New Sponge-like Gas Storage Material
Environmentalists, common man, scientists, politicians, everyone want to breathe fresh and clean air and leave this earth in a better shape for next generation. Environmentalists and scientists are working to make this planet a better place to live. Hydrogen driven vehicles are a small step towards that goal. But the main hurdle to produce hydrogen vehicles on a mass scale is that they can’t store much fuel. Researchers at the University of Michigan, Ann Arbor and Arizona State University have developed a sponge-like material, a new metal-organic framework that has a record breaking surface area. This kind of material can be very useful for many industrial applications such as catalysis, separation, and gas storage.
Adam Matzger who is an associate professor of chemistry in the University of Michigan, led the team and published their work online in a paper on March 6 in the Journal of the American Chemical Society. Matzger said about the surface area, “Surface area is an important, intrinsic property that can affect the behavior of materials in processes ranging from the activity of catalysts to water detoxification to purification of hydrocarbons.”
Researchers were working on this aspect for a long time. A few years ago, the upper limit for surface area of porous materials was around 3,000 square meters per gram. In the year 2004, a U-M team that included Matzger also developed a material known as MOF-177 that set a new record. MOF-177 created a new category of materials called as metal-organic frameworks. Metal-organic frameworks are scaffold-like structures which are made up of metal hubs linked together with struts composed of organic compounds. It is amazing that just one gram of MOF-177 has the surface area of a football field.
Matzger shared his views, “Pushing beyond that point has been difficult.” But he and his team continue to work on the same line and achieved the feat with the new material known as UMCM-2 (University of Michigan Crystalline Material-2). UMCM-2 has a record-breaking surface area of more than 5,000 square meters per gram!
To create UMCM-2 the researchers employed a technique called coordination copolymerization. They applied the same technique to create UMCM-1. UMCM-1was made up of six, microporous cage-like structures surrounding a large, hexagonal channel. This time they used a slightly different combination of ingredients and the result is UMCM-2. UMCM-2 is composed of fused cages of various sizes and does not have the channel found in UMCM-1. Matzger said about the new material, “The new structure is a bit surprising and shows how the coordination copolymerization method has real potential for new materials discovery.”
This development may help speed the production of ultra-clean fuel cell vehicles powered by hydrogen. If we talk in a layman’s term then we can say that just 1/30th of an ounce of the sponge-like nanomaterial has the approximate surface area of a football field. This sponge-like nanomaterial may meet the hydrogen storage goals proposed by the U.S. Department of Energy (DOE) for hydrogen fuel cell vehicles.
This sponge-like nonomaterial or UMCM-2 consists of zinc oxide nanoclusters. Each zinc oxide nanocluster is about 1/50,000 the width of a human hair. These zinc oxide nanoclusters are linked together by organic materials to produce a robust porous framework.
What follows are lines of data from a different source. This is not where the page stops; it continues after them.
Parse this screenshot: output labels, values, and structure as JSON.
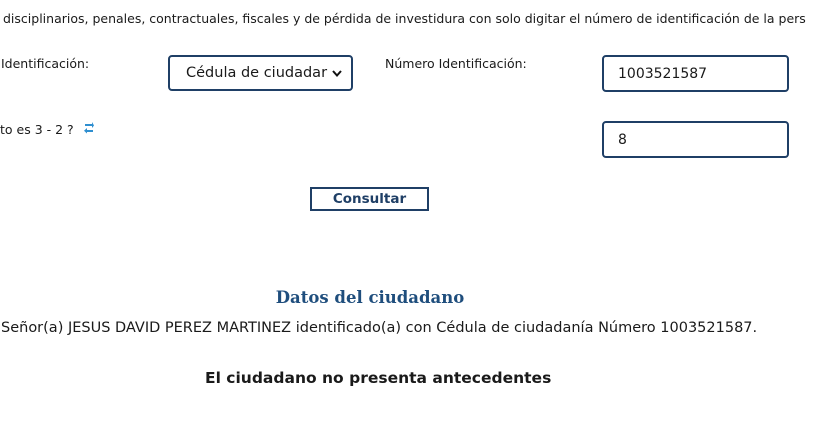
{
  "intro_text": "disciplinarios, penales, contractuales, fiscales y de pérdida de investidura con solo digitar el número de identificación de la pers",
  "form": {
    "id_type_label": "Identificación:",
    "id_type_selected": "Cédula de ciudadar",
    "id_number_label": "Número Identificación:",
    "id_number_value": "1003521587",
    "captcha_question": "to es 3 - 2 ?",
    "captcha_answer": "8",
    "submit_label": "Consultar"
  },
  "icons": {
    "dropdown": "chevron-down-icon",
    "refresh": "refresh-icon"
  },
  "results": {
    "section_title": "Datos del ciudadano",
    "citizen_text": "Señor(a)  JESUS DAVID PEREZ MARTINEZ identificado(a) con Cédula de ciudadanía Número 1003521587.",
    "status_text": "El ciudadano no presenta antecedentes"
  },
  "colors": {
    "accent": "#1f3f66",
    "title": "#1f4e7d",
    "refresh_icon": "#2f8fd0"
  }
}
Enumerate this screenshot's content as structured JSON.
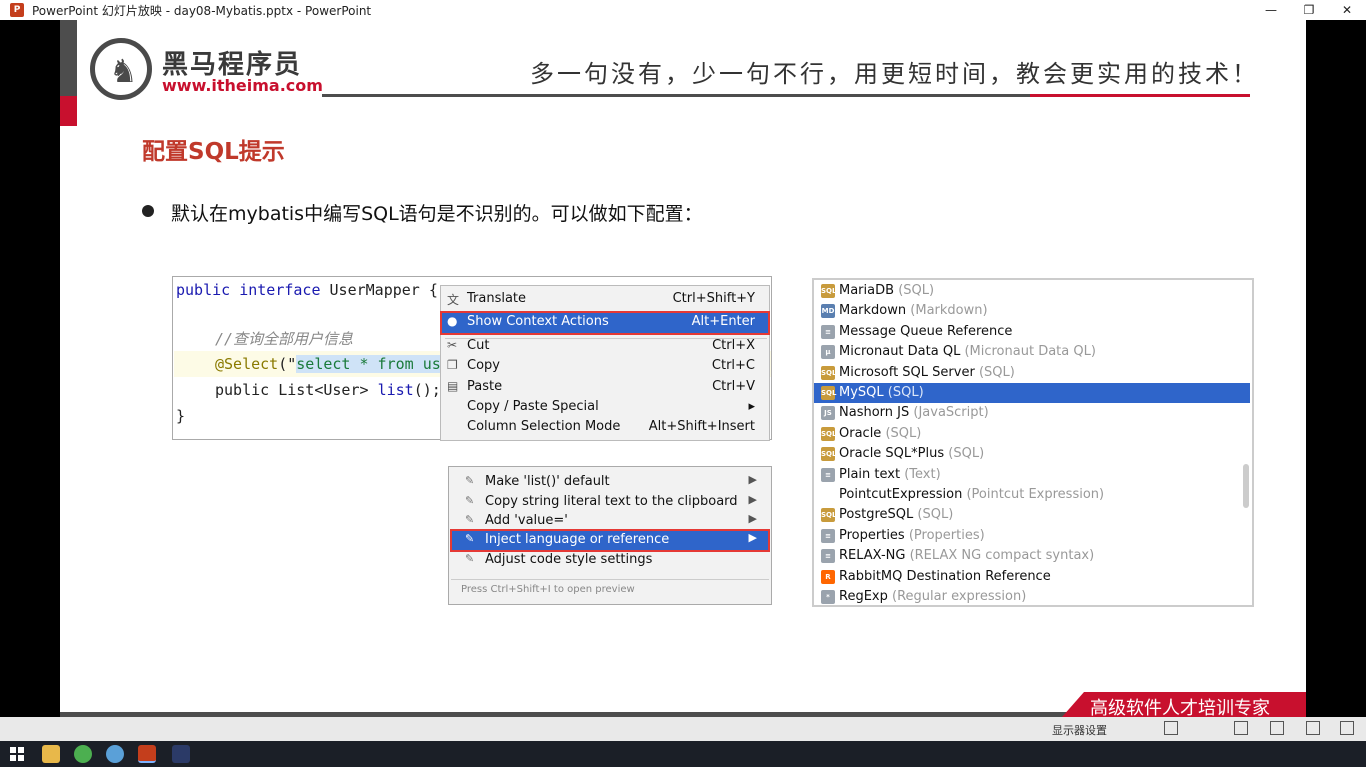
{
  "window": {
    "title": "PowerPoint 幻灯片放映  -  day08-Mybatis.pptx  -  PowerPoint",
    "app_icon": "P",
    "controls": [
      "—",
      "❐",
      "✕"
    ]
  },
  "slide": {
    "logo": {
      "name_cn": "黑马程序员",
      "url": "www.itheima.com"
    },
    "slogan": "多一句没有，少一句不行，用更短时间，教会更实用的技术！",
    "title": "配置SQL提示",
    "bullet": "默认在mybatis中编写SQL语句是不识别的。可以做如下配置：",
    "banner": "高级软件人才培训专家",
    "colors": {
      "accent_red": "#c8102e",
      "title_red": "#c0392b",
      "dark_gray": "#4d4d4d",
      "selection_blue": "#2f65ca"
    }
  },
  "code": {
    "line1_kw": "public interface",
    "line1_rest": " UserMapper {",
    "comment": "//查询全部用户信息",
    "annotation": "@Select",
    "anno_open": "(\"",
    "sql_visible": "select * from us",
    "line4_kw": "public",
    "line4_type": " List<User> ",
    "line4_method": "list",
    "line4_end": "();",
    "close": "}"
  },
  "context_menu": {
    "items": [
      {
        "icon": "translate-icon",
        "glyph": "文",
        "label": "Translate",
        "shortcut": "Ctrl+Shift+Y",
        "selected": false
      },
      {
        "icon": "lightbulb-icon",
        "glyph": "●",
        "label": "Show Context Actions",
        "shortcut": "Alt+Enter",
        "selected": true
      },
      {
        "icon": "scissors-icon",
        "glyph": "✂",
        "label": "Cut",
        "shortcut": "Ctrl+X",
        "selected": false
      },
      {
        "icon": "copy-icon",
        "glyph": "❐",
        "label": "Copy",
        "shortcut": "Ctrl+C",
        "selected": false
      },
      {
        "icon": "paste-icon",
        "glyph": "▤",
        "label": "Paste",
        "shortcut": "Ctrl+V",
        "selected": false
      },
      {
        "icon": "",
        "glyph": "",
        "label": "Copy / Paste Special",
        "shortcut": "▸",
        "selected": false
      },
      {
        "icon": "",
        "glyph": "",
        "label": "Column Selection Mode",
        "shortcut": "Alt+Shift+Insert",
        "selected": false
      }
    ]
  },
  "intention_menu": {
    "items": [
      {
        "label": "Make 'list()' default",
        "arrow": "▶",
        "selected": false
      },
      {
        "label": "Copy string literal text to the clipboard",
        "arrow": "▶",
        "selected": false
      },
      {
        "label": "Add 'value='",
        "arrow": "▶",
        "selected": false
      },
      {
        "label": "Inject language or reference",
        "arrow": "▶",
        "selected": true
      },
      {
        "label": "Adjust code style settings",
        "arrow": "",
        "selected": false
      }
    ],
    "footer": "Press Ctrl+Shift+I to open preview"
  },
  "language_list": {
    "items": [
      {
        "name": "MariaDB",
        "desc": "(SQL)",
        "icon": "sql",
        "icon_text": "SQL",
        "selected": false
      },
      {
        "name": "Markdown",
        "desc": "(Markdown)",
        "icon": "md",
        "icon_text": "MD",
        "selected": false
      },
      {
        "name": "Message Queue Reference",
        "desc": "",
        "icon": "generic",
        "icon_text": "≡",
        "selected": false
      },
      {
        "name": "Micronaut Data QL",
        "desc": "(Micronaut Data QL)",
        "icon": "generic",
        "icon_text": "μ",
        "selected": false
      },
      {
        "name": "Microsoft SQL Server",
        "desc": "(SQL)",
        "icon": "sql",
        "icon_text": "SQL",
        "selected": false
      },
      {
        "name": "MySQL",
        "desc": "(SQL)",
        "icon": "sql",
        "icon_text": "SQL",
        "selected": true
      },
      {
        "name": "Nashorn JS",
        "desc": "(JavaScript)",
        "icon": "generic",
        "icon_text": "JS",
        "selected": false
      },
      {
        "name": "Oracle",
        "desc": "(SQL)",
        "icon": "sql",
        "icon_text": "SQL",
        "selected": false
      },
      {
        "name": "Oracle SQL*Plus",
        "desc": "(SQL)",
        "icon": "sql",
        "icon_text": "SQL",
        "selected": false
      },
      {
        "name": "Plain text",
        "desc": "(Text)",
        "icon": "generic",
        "icon_text": "≡",
        "selected": false
      },
      {
        "name": "PointcutExpression",
        "desc": "(Pointcut Expression)",
        "icon": "none",
        "icon_text": "",
        "selected": false
      },
      {
        "name": "PostgreSQL",
        "desc": "(SQL)",
        "icon": "sql",
        "icon_text": "SQL",
        "selected": false
      },
      {
        "name": "Properties",
        "desc": "(Properties)",
        "icon": "generic",
        "icon_text": "≡",
        "selected": false
      },
      {
        "name": "RELAX-NG",
        "desc": "(RELAX NG compact syntax)",
        "icon": "generic",
        "icon_text": "≡",
        "selected": false
      },
      {
        "name": "RabbitMQ Destination Reference",
        "desc": "",
        "icon": "rabbit",
        "icon_text": "R",
        "selected": false
      },
      {
        "name": "RegExp",
        "desc": "(Regular expression)",
        "icon": "generic",
        "icon_text": "*",
        "selected": false
      }
    ]
  },
  "slideshow_bar": {
    "monitor_label": "显示器设置"
  },
  "taskbar": {
    "apps": [
      "file-explorer",
      "chrome",
      "network",
      "powerpoint",
      "intellij-idea"
    ]
  }
}
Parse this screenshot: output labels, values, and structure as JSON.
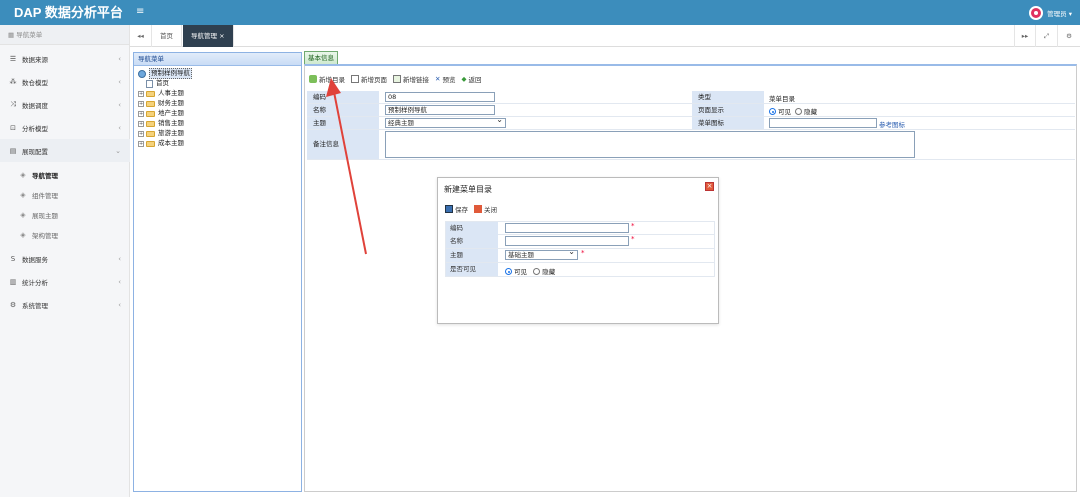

Now what Matzger thinks about future? He explained, “More and more attention, both by the team at Michigan and in industry will be focused on moving applications forward in areas such as hydrogen storage and large molecule separations.”